Turnovers early in the second resulted in a double-digit deficit for the Spurs. Once the starters came back in, the Spurs settled back into the game plan, and they were able to cut the deficit down to three. Unfortunately, the turnover bug struck again, leading to easy points in transition for the Warriors. This is pretty much a death sentence against the Warriors, and not surprisingly, the Spurs found themselves down 52-66 at the half.
The increase in defensive intensity didn’t just impact the game through turnovers. The Spurs’ shooters seemed incapable of breaking free from their defenders, and it resulted in far too many rushed shots. Overall, the Spurs hit only 7 of their 21 first half shots from deep, again showing that the Spurs are at their best when they are selective in their approach from the three point line.
The live ball turnovers continued to start the second half, and the Spurs quickly found themselves down 20 points. The rest of the game became a glorified scrimmage. Actually, it looked more like a mashup of the NBA all-stars versus those selected to play in the celebrity game.
- Throughout the end of the second quarter and start of the third quarter the Warriors made 14 straight baskets over a nine minute stretch. A lot of this can be attributed to the insane amount of live ball turnovers, but the Spurs were completely overwhelmed on the defensive side of the ball. After a miss, the Warriors went back to making another eight shots in a row. To put it in perspective, the Spurs scored 31 points in the third quarter and somehow managed to get outscored by 18 points. I’ll let you all do the math.
- After giving up 36 fast break points to the Sacramento Kings on Monday, the Spurs upped the ante and gave up 50 fast break points tonight. That’s the most fast break points the Warriors have scored in over 20 years, which is saying a lot.
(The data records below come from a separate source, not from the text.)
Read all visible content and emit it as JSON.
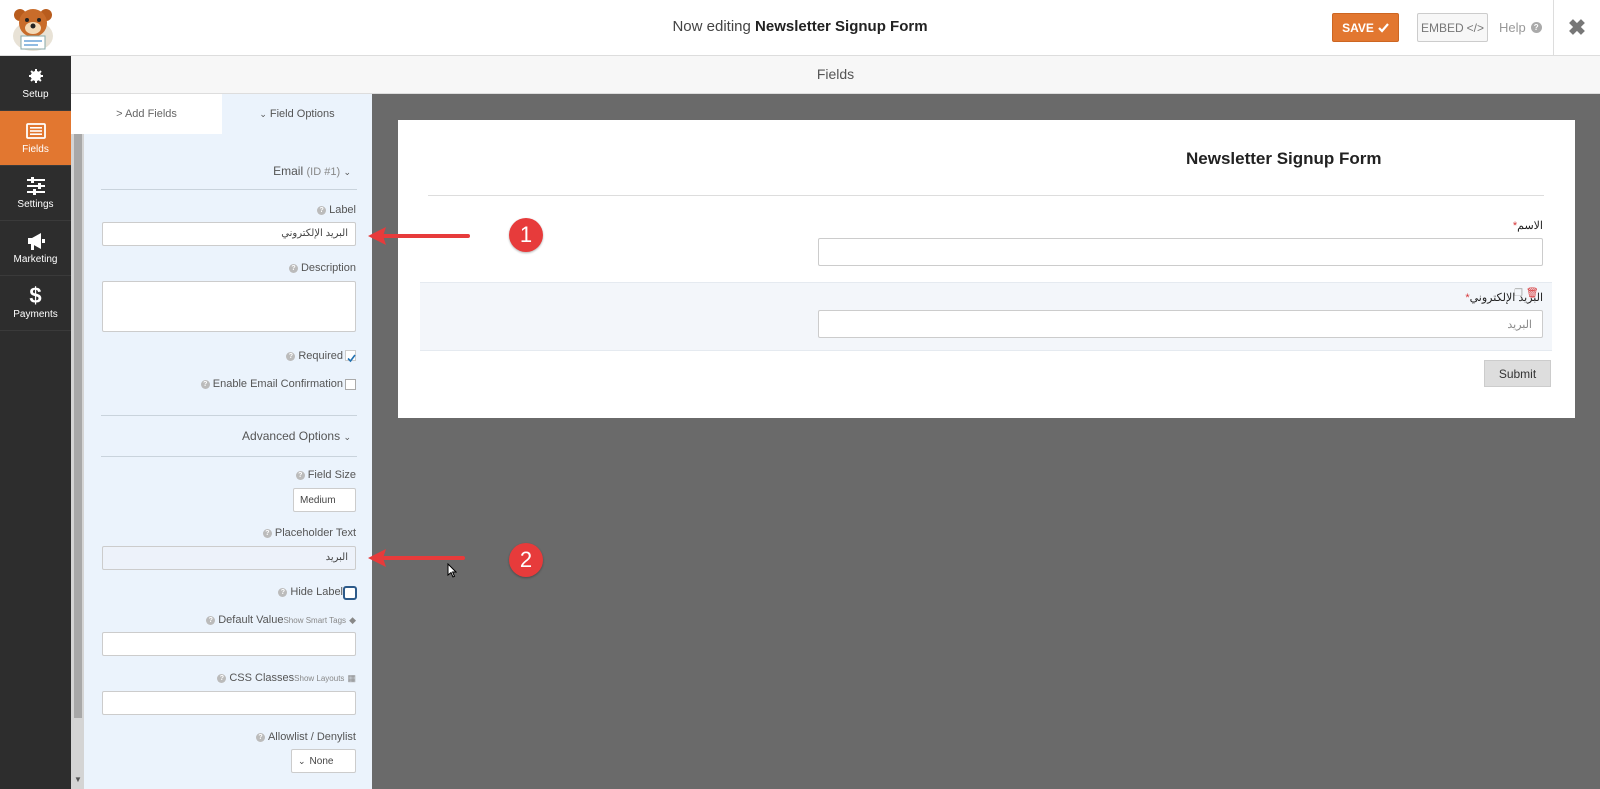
{
  "header": {
    "title_prefix": "Now editing",
    "title_name": "Newsletter Signup Form",
    "save_label": "SAVE",
    "embed_label": "EMBED",
    "embed_icon": "</>",
    "help_label": "Help"
  },
  "nav": {
    "items": [
      {
        "label": "Setup",
        "icon": "gear-icon"
      },
      {
        "label": "Fields",
        "icon": "list-icon",
        "active": true
      },
      {
        "label": "Settings",
        "icon": "sliders-icon"
      },
      {
        "label": "Marketing",
        "icon": "megaphone-icon"
      },
      {
        "label": "Payments",
        "icon": "dollar-icon"
      }
    ]
  },
  "section_title": "Fields",
  "tabs": {
    "add_fields": "> Add Fields",
    "field_options": "Field Options"
  },
  "panel": {
    "field_heading": "Email",
    "field_id": "(ID #1)",
    "label_title": "Label",
    "label_value": "البريد الإلكتروني",
    "description_title": "Description",
    "required_label": "Required",
    "email_confirmation_label": "Enable Email Confirmation",
    "advanced_title": "Advanced Options",
    "field_size_title": "Field Size",
    "field_size_value": "Medium",
    "placeholder_title": "Placeholder Text",
    "placeholder_value": "البريد",
    "hide_label": "Hide Label",
    "default_value_title": "Default Value",
    "smart_tags_link": "Show Smart Tags",
    "css_classes_title": "CSS Classes",
    "layouts_link": "Show Layouts",
    "allowlist_title": "Allowlist / Denylist",
    "allowlist_value": "None"
  },
  "form": {
    "title": "Newsletter Signup Form",
    "name_label": "الاسم",
    "email_label": "البريد الإلكتروني",
    "email_placeholder": "البريد",
    "submit_label": "Submit"
  },
  "annotations": {
    "badge_1": "1",
    "badge_2": "2"
  },
  "colors": {
    "accent": "#e27730",
    "annotation": "#e73b3b",
    "nav_bg": "#2d2d2d",
    "panel_bg": "#ebf3fc"
  }
}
- Tonight was not a good night for those who think Lonnie Walker IV is ready for regular minutes in the rotation. He and Forbes miscommunicated on several defensive rotations, and on the offensive side of the ball, Walker IV went 0-10 and scored four points in 25 minutes. I think he has the highest ceiling of all the Spurs’ young players, but he’s still incredibly raw.
- The Warriors seem almost unbeatable in a seven game series. This is why I really hope the Spurs don’t partake in any trade deadline deals that result in giving up assets to try and get marginally better this season. At full strength, they are already a playoff team with a low playoff ceiling. I don’t really see anything out there that will change their prospects for the short term. Patience will absolutely be a virtue over the next couple seasons.
- It could be worse. Harrison Barnes got traded to the Sacramento Kings in the middle of tonight’s Dallas Mavericks game. I understand the fragile nature of trades in the NBA, but that seems like a poor taste in judgement by the Mavericks’ front office. Rick Carlisle was interviewed after the game, and he chalked it up to the trade deadline being “madness.” Madness or not, there are right ways and wrong ways of doing things. This clearly falls under the latter. Word on the street is that Barnes knew something was in the works but still wanted to play. Either way, it all feels dirty to me.